Open as of September 24 at 1200 R Street, Suite 130, in Sacramento
Camellia Coffee Roasters has outgrown the storefront cafe space within WAL Public Market where it’s sold its coffee and insanely popular breakfast sandwiches since 2018. When the Starbucks down the block closed down during the pandemic, co-owners Ryan Harden and Robert Watson jumped at the chance for Camellia to take over. The expansion allowed them to combine their robust wholesale operations and R Street cafe into what Harden describes as “one super Camellia.” The new space is outfitted with locally made tables and a mural featuring the characters printed on each of the company’s Benjamin Della Rosa-designed coffee bags. But all the other mainstays will carry over: the breakfast sandwich, Faria pastries, and lox sandwiches made with Mel’s Bagels. With a few more weeks of early fall heat in store, grab a horchata cold brew.
Open at 6511 Folsom Boulevard in Sacramento

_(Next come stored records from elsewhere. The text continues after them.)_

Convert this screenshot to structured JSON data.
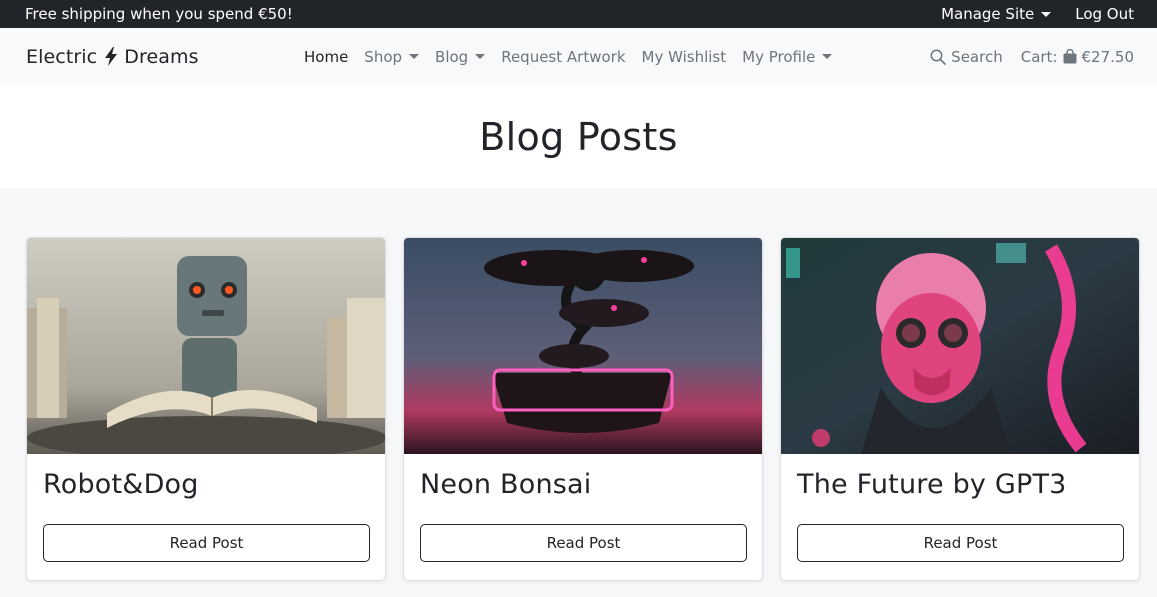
{
  "topbar": {
    "promo": "Free shipping when you spend €50!",
    "manage_site": "Manage Site",
    "log_out": "Log Out"
  },
  "navbar": {
    "brand_left": "Electric",
    "brand_right": "Dreams",
    "brand_icon": "lightning-bolt-icon",
    "links": [
      {
        "label": "Home",
        "active": true,
        "dropdown": false
      },
      {
        "label": "Shop",
        "active": false,
        "dropdown": true
      },
      {
        "label": "Blog",
        "active": false,
        "dropdown": true
      },
      {
        "label": "Request Artwork",
        "active": false,
        "dropdown": false
      },
      {
        "label": "My Wishlist",
        "active": false,
        "dropdown": false
      },
      {
        "label": "My Profile",
        "active": false,
        "dropdown": true
      }
    ],
    "search_label": "Search",
    "cart_label": "Cart:",
    "cart_total": "€27.50"
  },
  "page": {
    "title": "Blog Posts"
  },
  "posts": [
    {
      "title": "Robot&Dog",
      "button": "Read Post",
      "image": "robot-reading-book-image"
    },
    {
      "title": "Neon Bonsai",
      "button": "Read Post",
      "image": "neon-bonsai-image"
    },
    {
      "title": "The Future by GPT3",
      "button": "Read Post",
      "image": "cyberpunk-mask-image"
    }
  ],
  "colors": {
    "topbar_bg": "#212529",
    "navbar_bg": "#f8f9fa",
    "page_bg": "#f6f7f9",
    "muted_text": "#6c757d",
    "neon_pink": "#ff3d9a"
  }
}
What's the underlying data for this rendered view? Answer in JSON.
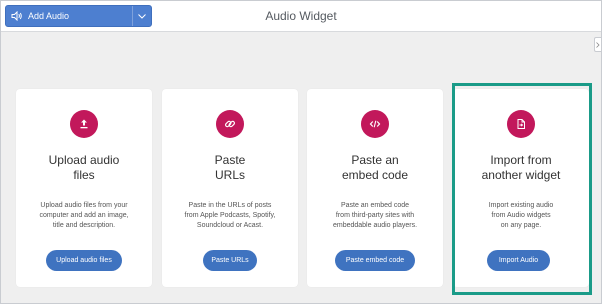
{
  "header": {
    "add_audio_label": "Add Audio",
    "title": "Audio Widget"
  },
  "colors": {
    "accent_blue": "#4d7fd0",
    "icon_circle": "#c2185b",
    "action_button": "#3f73c0",
    "highlight_border": "#1a9b88"
  },
  "cards": [
    {
      "icon": "upload-icon",
      "title_line1": "Upload audio",
      "title_line2": "files",
      "desc_line1": "Upload audio files from your",
      "desc_line2": "computer and add an image,",
      "desc_line3": "title and description.",
      "button": "Upload audio files"
    },
    {
      "icon": "link-icon",
      "title_line1": "Paste",
      "title_line2": "URLs",
      "desc_line1": "Paste in the URLs of posts",
      "desc_line2": "from Apple Podcasts, Spotify,",
      "desc_line3": "Soundcloud or Acast.",
      "button": "Paste URLs"
    },
    {
      "icon": "code-icon",
      "title_line1": "Paste an",
      "title_line2": "embed code",
      "desc_line1": "Paste an embed code",
      "desc_line2": "from third-party sites with",
      "desc_line3": "embeddable audio players.",
      "button": "Paste embed code"
    },
    {
      "icon": "import-file-icon",
      "title_line1": "Import from",
      "title_line2": "another widget",
      "desc_line1": "Import existing audio",
      "desc_line2": "from Audio widgets",
      "desc_line3": "on any page.",
      "button": "Import Audio"
    }
  ]
}
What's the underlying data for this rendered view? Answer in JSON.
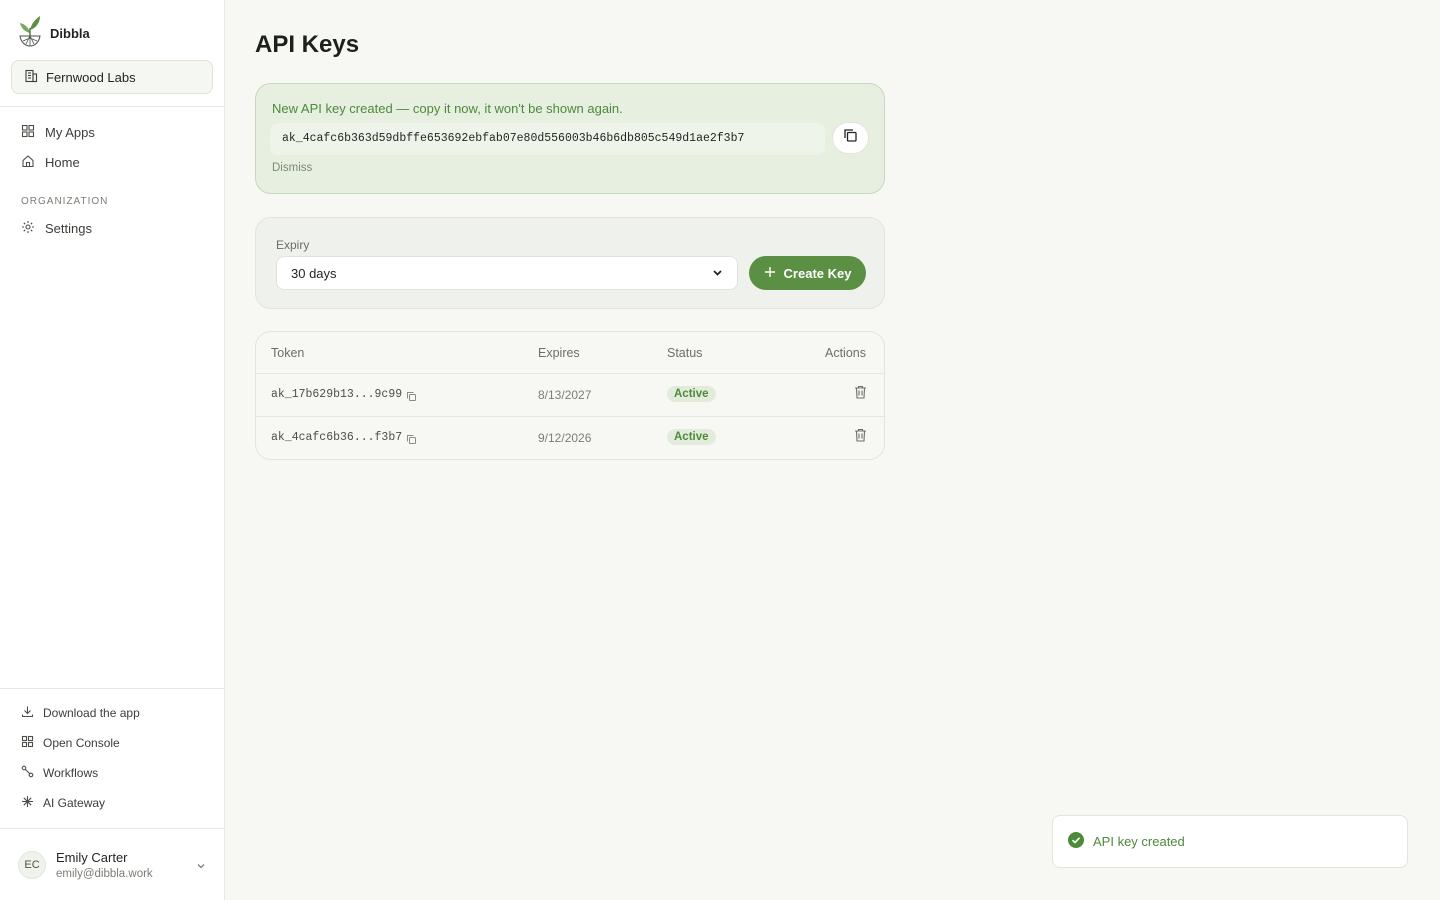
{
  "app": {
    "name": "Dibbla",
    "logo_icon": "sprout-logo-icon"
  },
  "org": {
    "name": "Fernwood Labs",
    "icon": "building-icon"
  },
  "nav": {
    "items": [
      {
        "label": "My Apps",
        "icon": "grid-icon"
      },
      {
        "label": "Home",
        "icon": "home-icon"
      }
    ],
    "section_label": "ORGANIZATION",
    "org_items": [
      {
        "label": "Settings",
        "icon": "gear-icon"
      }
    ]
  },
  "footer": {
    "links": [
      {
        "label": "Download the app",
        "icon": "download-icon"
      },
      {
        "label": "Open Console",
        "icon": "grid-icon"
      },
      {
        "label": "Workflows",
        "icon": "workflow-icon"
      },
      {
        "label": "AI Gateway",
        "icon": "sparkle-icon"
      }
    ]
  },
  "user": {
    "initials": "EC",
    "name": "Emily Carter",
    "email": "emily@dibbla.work"
  },
  "page": {
    "title": "API Keys"
  },
  "new_key": {
    "message": "New API key created — copy it now, it won't be shown again.",
    "key": "ak_4cafc6b363d59dbffe653692ebfab07e80d556003b46b6db805c549d1ae2f3b7",
    "dismiss": "Dismiss"
  },
  "create": {
    "expiry_label": "Expiry",
    "expiry_value": "30 days",
    "button_label": "Create Key"
  },
  "table": {
    "columns": [
      "Token",
      "Expires",
      "Status",
      "Actions"
    ],
    "rows": [
      {
        "token": "ak_17b629b13...9c99",
        "expires": "8/13/2027",
        "status": "Active"
      },
      {
        "token": "ak_4cafc6b36...f3b7",
        "expires": "9/12/2026",
        "status": "Active"
      }
    ]
  },
  "toast": {
    "message": "API key created",
    "icon": "check-circle-icon"
  },
  "colors": {
    "accent": "#5a8f44",
    "accent_text": "#4d8a3a",
    "notice_bg": "#e6efe0",
    "page_bg": "#f7f8f4"
  }
}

Sacramento doesn’t have enough bakeries. The demand is clearly there, as evidenced by the immediate success of Moonbelly Bakery in East Sacramento, which opened in mid-August. Area native Lucia Plumb-Reyes has 15 years of experience at tiny bakeries across California, Washington, and Massachusetts. With Moonbelly, she’s decided to keep it small and specialize in the baked goods she loves most — sourdough and croissants. The gentle namesake was inspired by Plumb-Reyes’ bakerly rhythms — waking up early when the moon is still out — as well as a term of endearment used by her family. A sweet fix at Moonbelly could take the form of a chocolate chip shortbread cookie, a cinnamon bun, or a jar of homemade jam for later. Chocolate croissants are the top seller, but only because Plumb-Reyes manages to produce more of them. To round out your fall fix, grab a seeded sourdough loaf or olive twist.

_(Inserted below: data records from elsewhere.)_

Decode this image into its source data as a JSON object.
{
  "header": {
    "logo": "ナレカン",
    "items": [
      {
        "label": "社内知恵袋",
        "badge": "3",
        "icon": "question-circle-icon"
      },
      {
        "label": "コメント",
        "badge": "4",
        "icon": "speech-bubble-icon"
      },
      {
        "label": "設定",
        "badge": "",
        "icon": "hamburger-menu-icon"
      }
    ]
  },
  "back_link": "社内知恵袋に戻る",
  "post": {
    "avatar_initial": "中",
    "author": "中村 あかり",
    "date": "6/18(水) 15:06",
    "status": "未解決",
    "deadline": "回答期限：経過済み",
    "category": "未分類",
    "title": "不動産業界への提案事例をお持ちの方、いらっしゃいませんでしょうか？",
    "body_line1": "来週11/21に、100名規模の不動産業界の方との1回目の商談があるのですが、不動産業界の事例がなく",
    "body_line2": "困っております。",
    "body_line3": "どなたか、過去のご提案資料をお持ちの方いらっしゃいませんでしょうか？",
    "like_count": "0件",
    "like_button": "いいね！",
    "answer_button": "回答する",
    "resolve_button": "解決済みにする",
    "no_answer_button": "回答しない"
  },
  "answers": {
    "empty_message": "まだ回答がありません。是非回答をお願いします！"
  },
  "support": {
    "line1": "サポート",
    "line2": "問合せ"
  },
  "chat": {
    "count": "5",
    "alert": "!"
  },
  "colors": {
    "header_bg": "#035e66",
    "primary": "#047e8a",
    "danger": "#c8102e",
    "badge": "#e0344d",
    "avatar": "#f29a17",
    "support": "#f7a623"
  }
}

Betty Wine Bar and Bottle Shop
Opening in November at 1103 T Street in Sacramento
The quaint, tree-lined quadrant of Southside Park where South recently shut down will soon be infused with new energy in the form of Betty Wine Bar and Bottle Shop. Colleen Fleming, previously the owner of Napa’s hip wine bar Cadet, partnered with Sarah Milstein as wine director and Jenna Sargeant as general manager to open the spot, which she describes as a “more mature, bigger sister” to Cadet (although the new venture is completely independent).

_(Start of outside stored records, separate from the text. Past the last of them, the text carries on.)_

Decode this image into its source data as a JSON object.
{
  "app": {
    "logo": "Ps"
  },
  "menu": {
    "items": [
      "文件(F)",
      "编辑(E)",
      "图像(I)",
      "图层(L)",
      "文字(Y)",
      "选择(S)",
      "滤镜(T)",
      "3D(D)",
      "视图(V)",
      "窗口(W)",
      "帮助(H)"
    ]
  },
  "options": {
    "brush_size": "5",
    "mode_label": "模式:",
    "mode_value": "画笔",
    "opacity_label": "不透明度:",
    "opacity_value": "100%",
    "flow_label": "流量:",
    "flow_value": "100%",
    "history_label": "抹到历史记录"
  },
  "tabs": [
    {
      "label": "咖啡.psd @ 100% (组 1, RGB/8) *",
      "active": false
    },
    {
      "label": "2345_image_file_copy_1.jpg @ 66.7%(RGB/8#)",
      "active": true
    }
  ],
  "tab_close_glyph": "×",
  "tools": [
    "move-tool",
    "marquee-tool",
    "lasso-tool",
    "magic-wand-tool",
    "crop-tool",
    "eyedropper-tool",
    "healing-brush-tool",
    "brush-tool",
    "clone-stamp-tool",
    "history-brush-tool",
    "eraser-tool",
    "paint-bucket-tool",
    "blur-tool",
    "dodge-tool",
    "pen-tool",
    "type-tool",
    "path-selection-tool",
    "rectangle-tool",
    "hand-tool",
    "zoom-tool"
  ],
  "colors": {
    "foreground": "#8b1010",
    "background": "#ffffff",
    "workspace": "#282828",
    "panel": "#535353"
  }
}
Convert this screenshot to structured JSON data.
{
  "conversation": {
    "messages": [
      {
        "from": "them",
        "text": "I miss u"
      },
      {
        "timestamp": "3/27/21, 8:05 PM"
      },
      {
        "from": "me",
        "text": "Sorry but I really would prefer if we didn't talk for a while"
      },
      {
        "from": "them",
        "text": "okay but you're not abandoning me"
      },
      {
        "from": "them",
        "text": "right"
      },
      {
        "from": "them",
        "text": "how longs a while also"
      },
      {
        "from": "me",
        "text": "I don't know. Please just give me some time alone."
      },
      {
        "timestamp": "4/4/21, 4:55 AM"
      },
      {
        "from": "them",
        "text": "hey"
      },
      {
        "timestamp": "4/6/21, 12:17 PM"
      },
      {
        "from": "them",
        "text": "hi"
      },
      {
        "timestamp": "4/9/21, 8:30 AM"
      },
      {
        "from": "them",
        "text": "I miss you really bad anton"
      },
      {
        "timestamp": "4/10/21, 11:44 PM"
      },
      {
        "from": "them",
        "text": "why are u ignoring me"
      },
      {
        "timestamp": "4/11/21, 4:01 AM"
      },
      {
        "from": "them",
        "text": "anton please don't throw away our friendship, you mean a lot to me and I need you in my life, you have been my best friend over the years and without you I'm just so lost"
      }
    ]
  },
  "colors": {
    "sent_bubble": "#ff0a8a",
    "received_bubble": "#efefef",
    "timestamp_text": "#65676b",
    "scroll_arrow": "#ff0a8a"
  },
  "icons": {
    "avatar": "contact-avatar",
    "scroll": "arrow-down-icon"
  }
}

Named after two of the team members’ grandmothers, the new establishment will stock a broad selection of bottles spanning numerous regions and price points. A market area will offer dinner party essentials, stylish homewares, and last-minute gifts. Fleming is working with a local designer to transform the back patio into a lush garden with outdoor seating. Big salads and sandwiches will fill the quick-service lunch menu, while dinner will see the space morph into a moodier atmosphere with small, seasonal plates. The team hopes to host weekly wine tastings, pop-ups with local chefs, and a wine club.
Shoki’s Ramen, Gyoza & Koji
Reopening in early December at 2530 21st Street in Sacramento
A kitchen fire, a pandemic, and supply chain delays couldn’t keep Shoki down. The Sacramento treasure, which closed its R Street location in Spring 2021, is reopening in early December as Shoki’s Ramen, Gyoza & Koji. According to co-owner Kathy Ueyama, Shoki’s will be back and smaller than ever with what will be her and husband chef Yasushi Ueyama’s “last restaurant.” The couple opened the original Shoki’s in 2007 before it burned down in a fire in 2018.
With plans for only Yasushi and Kathy to operate everything from the kitchen to the service, expect limited seating and an emphasis on to-go orders. The new restaurant will embrace a return to Yasushi’s roots with handmade gyoza; the 300-year-old Japanese fermented superfood koji; the traditional fermented beverage amazake; and, of course, ramen. The last will be offered as a pared-down, rotating selection using local, seasonal ingredients.